- **TASK**: Find and copy each line of the records where the string "package" shows up.

- **PROVIDED ENTRIES**:
━━━━━━━━
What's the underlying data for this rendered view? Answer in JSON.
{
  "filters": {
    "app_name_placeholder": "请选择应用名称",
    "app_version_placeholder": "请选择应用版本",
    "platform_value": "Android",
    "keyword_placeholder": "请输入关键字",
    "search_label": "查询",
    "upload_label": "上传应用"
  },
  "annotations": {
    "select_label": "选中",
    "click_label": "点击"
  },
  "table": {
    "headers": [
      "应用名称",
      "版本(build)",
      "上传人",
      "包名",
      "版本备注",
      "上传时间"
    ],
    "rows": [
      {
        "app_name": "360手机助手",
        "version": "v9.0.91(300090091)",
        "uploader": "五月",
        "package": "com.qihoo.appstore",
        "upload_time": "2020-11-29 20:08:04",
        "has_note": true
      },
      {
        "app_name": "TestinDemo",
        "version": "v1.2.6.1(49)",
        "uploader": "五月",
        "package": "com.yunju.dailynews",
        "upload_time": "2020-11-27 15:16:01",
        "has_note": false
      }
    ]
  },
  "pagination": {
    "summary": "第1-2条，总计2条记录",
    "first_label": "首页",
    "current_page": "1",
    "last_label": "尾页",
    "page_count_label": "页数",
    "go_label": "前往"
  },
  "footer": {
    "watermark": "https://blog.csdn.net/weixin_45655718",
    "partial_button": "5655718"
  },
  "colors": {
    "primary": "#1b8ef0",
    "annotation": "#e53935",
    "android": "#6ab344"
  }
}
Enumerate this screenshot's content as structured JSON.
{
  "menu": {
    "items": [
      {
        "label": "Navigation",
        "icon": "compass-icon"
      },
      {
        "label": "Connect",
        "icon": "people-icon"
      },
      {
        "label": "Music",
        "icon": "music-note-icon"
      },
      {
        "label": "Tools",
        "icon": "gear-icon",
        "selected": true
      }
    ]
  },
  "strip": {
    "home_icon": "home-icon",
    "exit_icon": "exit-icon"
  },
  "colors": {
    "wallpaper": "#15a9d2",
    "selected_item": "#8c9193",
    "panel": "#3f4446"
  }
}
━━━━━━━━
- **ANSWER FOR THIS EXERCISE**:
        "package": "com.qihoo.appstore",
        "package": "com.yunju.dailynews",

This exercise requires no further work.